What to do » Say how many of the lines below hold "проект", writing the number and nothing more.

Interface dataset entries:
────────────────────────────────────────

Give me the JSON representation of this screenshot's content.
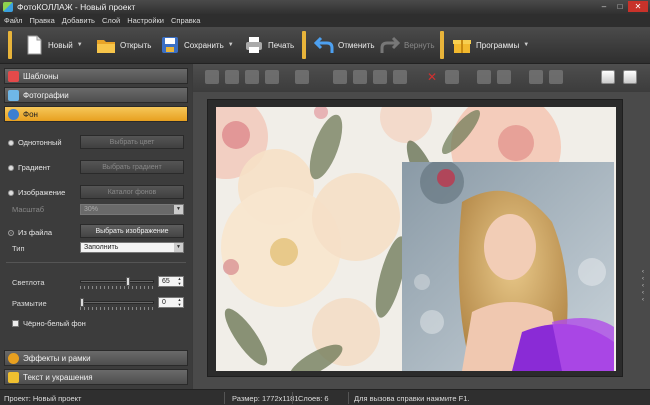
{
  "window": {
    "title": "ФотоКОЛЛАЖ - Новый проект"
  },
  "menu": [
    "Файл",
    "Правка",
    "Добавить",
    "Слой",
    "Настройки",
    "Справка"
  ],
  "toolbar": {
    "new_label": "Новый",
    "open_label": "Открыть",
    "save_label": "Сохранить",
    "print_label": "Печать",
    "undo_label": "Отменить",
    "redo_label": "Вернуть",
    "programs_label": "Программы"
  },
  "sidebar": {
    "templates": "Шаблоны",
    "photos": "Фотографии",
    "background": "Фон",
    "effects": "Эффекты и рамки",
    "text": "Текст и украшения"
  },
  "background_panel": {
    "solid_label": "Однотонный",
    "choose_color": "Выбрать цвет",
    "gradient_label": "Градиент",
    "choose_gradient": "Выбрать градиент",
    "image_label": "Изображение",
    "bg_catalog": "Каталог фонов",
    "scale_label": "Масштаб",
    "scale_value": "30%",
    "from_file_label": "Из файла",
    "choose_image": "Выбрать изображение",
    "type_label": "Тип",
    "type_value": "Заполнить",
    "brightness_label": "Светлота",
    "brightness_value": "65",
    "brightness_level": 0.65,
    "blur_label": "Размытие",
    "blur_value": "0",
    "blur_level": 0,
    "bw_label": "Чёрно-белый фон"
  },
  "status": {
    "project": "Проект: Новый проект",
    "size": "Размер: 1772x1181",
    "layers": "Слоев: 6",
    "help": "Для вызова справки нажмите F1."
  },
  "colors": {
    "accent": "#f0b030",
    "close": "#c8322a"
  },
  "icons": [
    "new-doc-icon",
    "folder-icon",
    "save-icon",
    "printer-icon",
    "undo-icon",
    "redo-icon",
    "gift-box-icon"
  ]
}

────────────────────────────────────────

Solution » 2